-- PROBLEM --
Give every line from the entries that contains "Selbsteinschätzung".

-- SOURCE RECORDS --
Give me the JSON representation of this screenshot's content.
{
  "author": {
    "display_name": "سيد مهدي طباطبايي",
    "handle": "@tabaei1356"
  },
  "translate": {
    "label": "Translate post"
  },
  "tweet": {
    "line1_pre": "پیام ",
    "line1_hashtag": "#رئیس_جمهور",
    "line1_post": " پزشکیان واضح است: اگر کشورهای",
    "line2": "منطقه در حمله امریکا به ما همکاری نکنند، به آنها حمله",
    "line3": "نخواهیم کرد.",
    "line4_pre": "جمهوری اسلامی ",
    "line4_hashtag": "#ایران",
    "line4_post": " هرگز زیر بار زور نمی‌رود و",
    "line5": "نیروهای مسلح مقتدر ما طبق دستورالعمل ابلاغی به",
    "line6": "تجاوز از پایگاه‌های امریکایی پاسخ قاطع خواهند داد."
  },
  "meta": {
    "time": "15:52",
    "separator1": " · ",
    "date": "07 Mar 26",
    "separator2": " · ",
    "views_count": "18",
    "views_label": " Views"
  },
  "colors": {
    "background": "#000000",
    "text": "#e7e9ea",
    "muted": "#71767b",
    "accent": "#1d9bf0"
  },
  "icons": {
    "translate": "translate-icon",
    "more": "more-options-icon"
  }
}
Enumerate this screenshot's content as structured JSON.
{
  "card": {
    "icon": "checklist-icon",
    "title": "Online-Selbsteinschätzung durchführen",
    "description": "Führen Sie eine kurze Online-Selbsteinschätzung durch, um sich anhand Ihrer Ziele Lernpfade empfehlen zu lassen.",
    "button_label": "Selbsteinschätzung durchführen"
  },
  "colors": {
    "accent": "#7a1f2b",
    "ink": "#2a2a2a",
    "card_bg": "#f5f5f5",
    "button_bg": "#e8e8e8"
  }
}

-- REPLY TO THE TASK --
    "title": "Online-Selbsteinschätzung durchführen",
    "description": "Führen Sie eine kurze Online-Selbsteinschätzung durch, um sich anhand Ihrer Ziele Lernpfade empfehlen zu lassen.",
    "button_label": "Selbsteinschätzung durchführen"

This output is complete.